journal = "PLoS Computational Biology",
issn = "1553-734X",
publisher = "Public Library of Science",
number = "3",

}

TY - JOUR

T1 - Quantifying global tolerance of biochemical systems

T2 - Design implications for moiety-transfer cycles

AU - Coelho, Pedro M B M

AU - Salvador, Armindo

AU - Savageau, Michael A.

PY - 2009/3

Y1 - 2009/3

N2 - Robustness of organisms is widely observed although difficult to precisely characterize. Performance can remain nearly constant within some neighborhood of the normal operating regime, leading to homeostasis, but then abruptly break down with pathological consequences beyond this neighborhood. Currently, there is no generic approach to identifying boundaries where local performance deteriorates abruptly, and this has hampered understanding of the molecular basis of biological robustness. Here we introduce a generic approach for characterizing boundaries between operational regimes based on the piecewise power-law representation of the system's components. This conceptual framework allows us to define "global tolerance" as the ratio between the normal value of a parameter and the value at such a boundary. We illustrate the utility of this concept for a class of moiety-transfer cycles, which is a widespread module in biology. Our results show a region of "best" local performance surrounded by "poor" regions; also, selection for improved local performance often pushes the operating values away from regime boundaries, thus increasing global tolerance. These predictions agree with experimental data from the reduced nicotinamide adenine dinucleotide phosphate (NADPH) redox cycle of human erythrocytes.

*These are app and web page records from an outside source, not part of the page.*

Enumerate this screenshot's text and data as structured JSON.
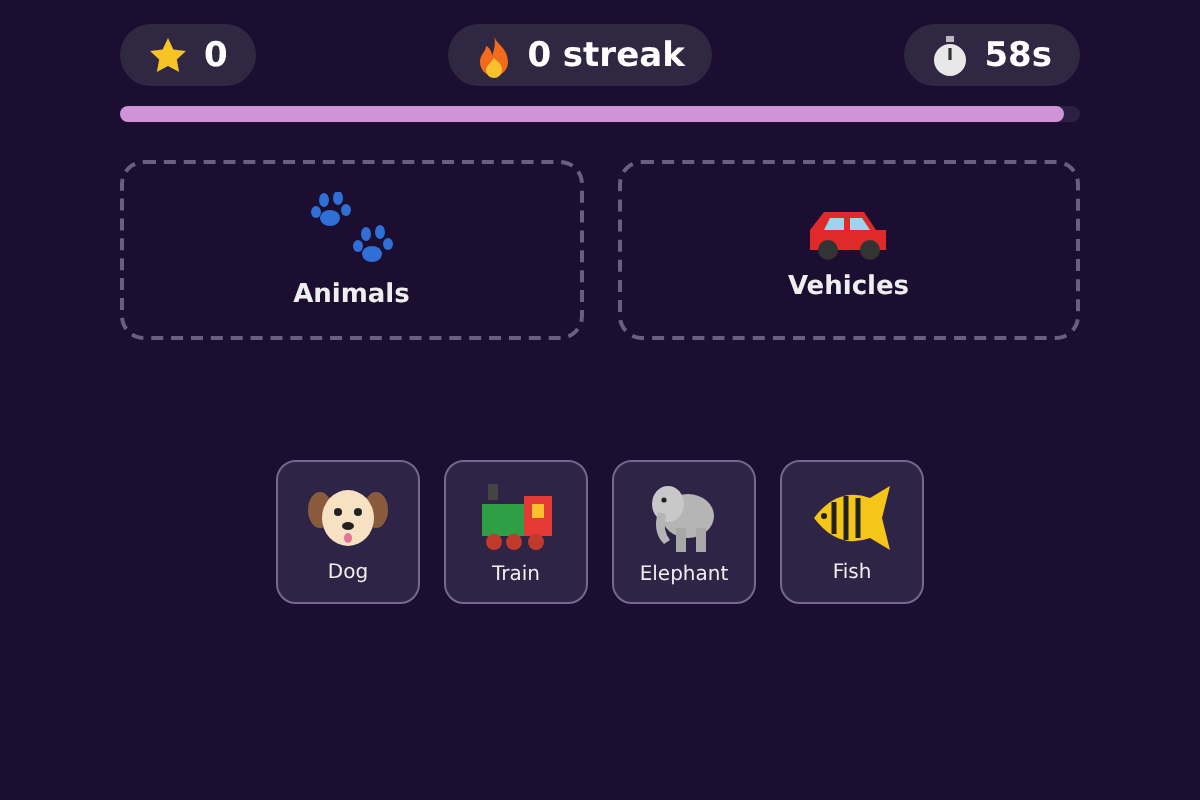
{
  "stats": [
    {
      "value": "0"
    },
    {
      "value": "0 streak"
    },
    {
      "value": "58s"
    }
  ],
  "progress": {
    "level": 0.983
  },
  "categories": [
    {
      "label": "Animals"
    },
    {
      "label": "Vehicles"
    }
  ],
  "cards": [
    {
      "label": "Dog"
    },
    {
      "label": "Train"
    },
    {
      "label": "Elephant"
    },
    {
      "label": "Fish"
    }
  ]
}
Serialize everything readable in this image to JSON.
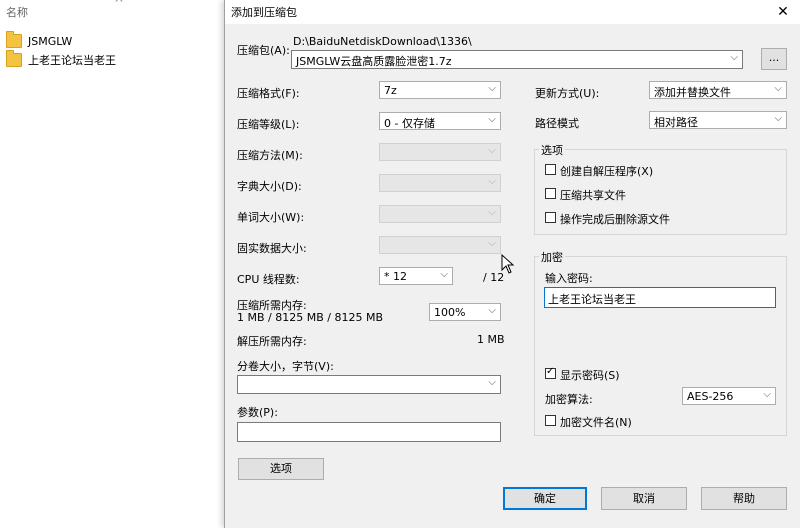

AB - Robustness of organisms is widely observed although difficult to precisely characterize. Performance can remain nearly constant within some neighborhood of the normal operating regime, leading to homeostasis, but then abruptly break down with pathological consequences beyond this neighborhood. Currently, there is no generic approach to identifying boundaries where local performance deteriorates abruptly, and this has hampered understanding of the molecular basis of biological robustness. Here we introduce a generic approach for characterizing boundaries between operational regimes based on the piecewise power-law representation of the system's components. This conceptual framework allows us to define "global tolerance" as the ratio between the normal value of a parameter and the value at such a boundary. We illustrate the utility of this concept for a class of moiety-transfer cycles, which is a widespread module in biology. Our results show a region of "best" local performance surrounded by "poor" regions; also, selection for improved local performance often pushes the operating values away from regime boundaries, thus increasing global tolerance. These predictions agree with experimental data from the reduced nicotinamide adenine dinucleotide phosphate (NADPH) redox cycle of human erythrocytes.

UR - http://www.scopus.com/inward/record.url?scp=63549119474&partnerID=8YFLogxK

UR - http://www.scopus.com/inward/citedby.url?scp=63549119474&partnerID=8YFLogxK

U2 - 10.1371/journal.pcbi.1000319

DO - 10.1371/journal.pcbi.1000319

M3 - Article

C2 - 19300483

AN - SCOPUS:63549119474

VL - 5

JO - PLoS Computational Biology

JF - PLoS Computational Biology

SN - 1553-734X

IS - 3

ER -